Perhaps this is not what you're looking for, but sqrt is continuous, so the limit of f(x_n)=f(lim x_n). Or are you confused about epsilon delta?
This one is giving me such a hard time. I guess this is important to know because it is saying that the square root of the function translates to the square root of the limit. Similar to mutliplication and addition. The hint they give is to use the fact that if all convergent subsequences have the same limit, then the sequence is convergent. I need help on this one. Thanks.
Suppose <x_n> --->x for each natural number n, where x_n >= 0. Prove that <sqrt(x_n)> ---> to sqrt(x)
You can use the continuous inverse theorem on on to get continuity for the whole thing. This result follows from the preservation of interval theorem.

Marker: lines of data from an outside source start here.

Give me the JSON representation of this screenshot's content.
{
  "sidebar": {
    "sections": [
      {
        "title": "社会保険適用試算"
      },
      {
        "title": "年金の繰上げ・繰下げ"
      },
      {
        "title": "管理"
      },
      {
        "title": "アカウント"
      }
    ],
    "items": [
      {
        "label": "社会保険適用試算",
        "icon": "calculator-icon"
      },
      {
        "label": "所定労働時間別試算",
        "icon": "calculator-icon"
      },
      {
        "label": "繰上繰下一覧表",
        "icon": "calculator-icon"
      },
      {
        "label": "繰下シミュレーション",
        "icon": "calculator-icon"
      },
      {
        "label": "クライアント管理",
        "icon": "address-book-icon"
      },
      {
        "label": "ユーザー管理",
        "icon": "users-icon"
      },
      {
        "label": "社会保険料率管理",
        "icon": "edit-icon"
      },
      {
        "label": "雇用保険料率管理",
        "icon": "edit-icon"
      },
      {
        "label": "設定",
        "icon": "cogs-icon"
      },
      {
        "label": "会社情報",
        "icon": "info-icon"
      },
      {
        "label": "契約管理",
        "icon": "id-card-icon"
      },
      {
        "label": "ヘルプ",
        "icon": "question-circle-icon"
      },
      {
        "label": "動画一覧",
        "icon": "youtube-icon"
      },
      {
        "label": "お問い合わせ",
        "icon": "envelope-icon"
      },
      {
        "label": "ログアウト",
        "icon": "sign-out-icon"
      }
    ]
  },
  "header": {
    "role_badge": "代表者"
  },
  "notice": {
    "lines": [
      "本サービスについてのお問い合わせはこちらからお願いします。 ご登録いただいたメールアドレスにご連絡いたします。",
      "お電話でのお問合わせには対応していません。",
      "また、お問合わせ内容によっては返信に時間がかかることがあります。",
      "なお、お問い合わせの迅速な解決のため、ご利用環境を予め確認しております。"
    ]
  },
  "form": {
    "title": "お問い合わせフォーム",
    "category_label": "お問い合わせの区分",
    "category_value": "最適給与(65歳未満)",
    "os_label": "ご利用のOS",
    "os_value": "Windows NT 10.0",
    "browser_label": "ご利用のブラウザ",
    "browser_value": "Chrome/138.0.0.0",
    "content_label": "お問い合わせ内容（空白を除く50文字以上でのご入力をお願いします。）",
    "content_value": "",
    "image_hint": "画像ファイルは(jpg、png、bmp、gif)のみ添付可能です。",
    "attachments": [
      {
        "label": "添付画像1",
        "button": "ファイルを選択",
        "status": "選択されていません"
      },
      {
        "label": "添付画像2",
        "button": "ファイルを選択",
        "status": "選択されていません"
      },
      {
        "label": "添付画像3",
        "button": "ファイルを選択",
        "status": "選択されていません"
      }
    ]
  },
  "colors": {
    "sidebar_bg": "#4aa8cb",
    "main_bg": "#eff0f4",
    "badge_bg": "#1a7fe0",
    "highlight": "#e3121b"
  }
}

By the way, I think you need to follow the logic on the second proof provided here, because mine actually has a fault in it. I didn't even think about the fact that in which case that inequality isn't true... So yea, go with the mult/div by that expression to fix it. Sorry!